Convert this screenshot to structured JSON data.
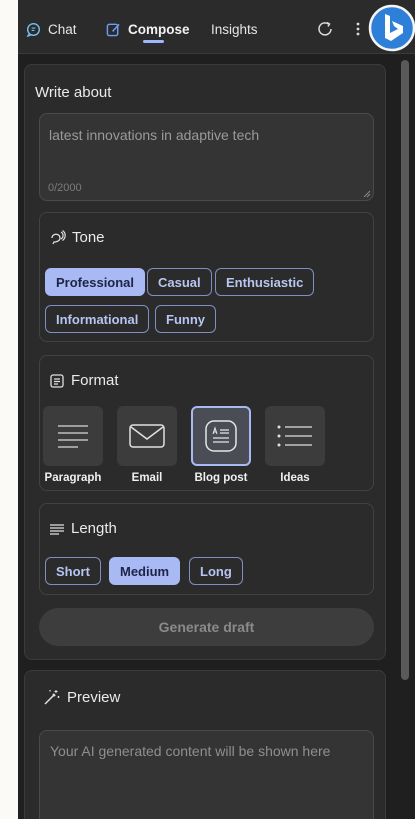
{
  "nav": {
    "tabs": [
      {
        "label": "Chat",
        "icon": "chat-icon"
      },
      {
        "label": "Compose",
        "icon": "compose-icon"
      },
      {
        "label": "Insights",
        "icon": ""
      }
    ],
    "active_tab": "Compose",
    "refresh_icon": "refresh-icon",
    "more_icon": "more-icon",
    "logo": "bing-logo"
  },
  "compose": {
    "write_label": "Write about",
    "input_value": "latest innovations in adaptive tech",
    "char_count": "0/2000",
    "tone": {
      "title": "Tone",
      "icon": "tone-icon",
      "options": [
        "Professional",
        "Casual",
        "Enthusiastic",
        "Informational",
        "Funny"
      ],
      "selected": "Professional"
    },
    "format": {
      "title": "Format",
      "icon": "format-icon",
      "options": [
        "Paragraph",
        "Email",
        "Blog post",
        "Ideas"
      ],
      "selected": "Blog post"
    },
    "length": {
      "title": "Length",
      "icon": "length-icon",
      "options": [
        "Short",
        "Medium",
        "Long"
      ],
      "selected": "Medium"
    },
    "generate_label": "Generate draft"
  },
  "preview": {
    "title": "Preview",
    "icon": "magic-wand-icon",
    "placeholder": "Your AI generated content will be shown here"
  },
  "colors": {
    "accent": "#a9b9f4",
    "panel_bg": "#1f1f1f",
    "card_bg": "#2b2b2b"
  }
}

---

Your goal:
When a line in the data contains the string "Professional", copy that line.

Exercise answer:
        "Professional",
      "selected": "Professional"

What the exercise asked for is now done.